#1: The view back

(visited by Craig Riddle)

11-Feb-2012 -- This confluence is about two miles west of the nearest road west of Kaysville, Utah. We had been planning this trip since fall, intending to go while the marshes would be frozen. This has been an incredibly warm winter, causing us to miss the opportunity for as thick of ice as we had hoped. As the time approaches for a date we set about a week in advance, the weather just kept getting warmer. The high the day before the trip was in the mid 50's and the overnight low a little above freezing.

The start of the trip involved tromping through cow field mud that would grab your boots and try to pull them off. My buddy fell in this mud in the first few hundred yards. Not too worry, he washed it off when we crossed a creek a few hundred yards later and he fell in the water. After the creek crossing and another cow field, we entered into the phragmites (reeds). We were fortunate enough to have been given some coordinates, from somebody else who had also made the journey, for a path through the reeds.

There was a trail left by ATV's or Airboat's that took us right through the reeds to the open marches to the west. This path was frozen over. For most of the way out we were careful not to fall through. Eventually, we realized that it wasn't really necessary to worry. When we broke through the ice, the water was quite shallow and didn't go over the tops of our boots.

Once we got through the reeds, the trip was simply a bee-line walk for about a mile through a few inches of water, covering a sticky mud, straight the the confluence point.

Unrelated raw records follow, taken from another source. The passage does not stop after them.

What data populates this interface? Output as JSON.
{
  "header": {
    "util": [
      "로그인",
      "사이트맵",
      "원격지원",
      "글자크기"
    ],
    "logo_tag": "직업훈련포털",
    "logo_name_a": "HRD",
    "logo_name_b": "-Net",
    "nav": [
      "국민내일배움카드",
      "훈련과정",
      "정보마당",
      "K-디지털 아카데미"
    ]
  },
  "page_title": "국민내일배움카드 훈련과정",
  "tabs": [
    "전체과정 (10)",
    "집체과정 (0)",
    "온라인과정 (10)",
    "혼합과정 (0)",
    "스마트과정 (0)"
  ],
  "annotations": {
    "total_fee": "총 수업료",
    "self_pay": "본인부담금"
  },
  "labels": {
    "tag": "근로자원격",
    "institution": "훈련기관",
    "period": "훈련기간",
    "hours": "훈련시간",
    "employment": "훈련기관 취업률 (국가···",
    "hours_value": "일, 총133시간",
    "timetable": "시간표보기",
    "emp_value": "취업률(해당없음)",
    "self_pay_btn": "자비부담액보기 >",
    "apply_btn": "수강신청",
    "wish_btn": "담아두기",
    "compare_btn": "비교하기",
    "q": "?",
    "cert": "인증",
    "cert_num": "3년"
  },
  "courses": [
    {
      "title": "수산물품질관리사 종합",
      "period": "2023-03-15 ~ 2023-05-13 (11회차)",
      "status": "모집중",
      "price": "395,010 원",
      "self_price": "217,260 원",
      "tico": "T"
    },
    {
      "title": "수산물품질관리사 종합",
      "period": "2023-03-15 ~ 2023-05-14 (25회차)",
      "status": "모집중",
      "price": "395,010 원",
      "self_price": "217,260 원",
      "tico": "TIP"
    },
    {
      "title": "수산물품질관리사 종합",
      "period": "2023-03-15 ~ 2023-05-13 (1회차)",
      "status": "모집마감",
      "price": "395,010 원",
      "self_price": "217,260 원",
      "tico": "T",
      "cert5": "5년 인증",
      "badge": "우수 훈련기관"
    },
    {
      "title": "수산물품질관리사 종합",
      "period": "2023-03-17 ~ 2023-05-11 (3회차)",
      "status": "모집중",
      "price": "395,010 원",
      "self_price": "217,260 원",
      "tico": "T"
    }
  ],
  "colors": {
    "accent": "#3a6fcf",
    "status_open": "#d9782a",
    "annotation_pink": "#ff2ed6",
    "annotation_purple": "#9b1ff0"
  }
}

 All pictures
#1: The view back
#2: Early morning start
#3: Frozen path through the reeds
#4: The march to the confluence
#5: All zeros
#6: The thinning ice
#7: The aftermath
#8: A geocache located a few feet away, at N 40 59.992 W 112 00.023
#9: Footprints through the salt mud
ALL: All pictures on one page (broadband access recommended)
  Notes
On my map, the roads to the west of Kaysville are a little confusing. The basic landmark destination is the intersection of E 750 St S and Holmes Creek. The confluence is 1.78 miles (9384 feet) southwest (approximately) of this point. The actual heading is 227 degrees (true bearing).
Going south on SR 243/South Main St. in the center of Kaysville, bear right onto S 50 W (one block south of Center Street). Go 1.42 miles south until you come to Burton Lane (with I-15 directly to your right). Turn right onto S Burton Lane. Cross over or under I-15 and then a set of railroad tracks. Go 0.22 miles and cross another set of railroad tracks. Go 0.4 miles to the intersection with Sunset Drive. Turn left and go 0.3 miles; bear right onto an unnamed road! Go 1.14 miles on this road and intersect with E 750 St. S. Last road. Turn right and go 2.15 miles to Holmes Creek, your landmark destination as mentioned above.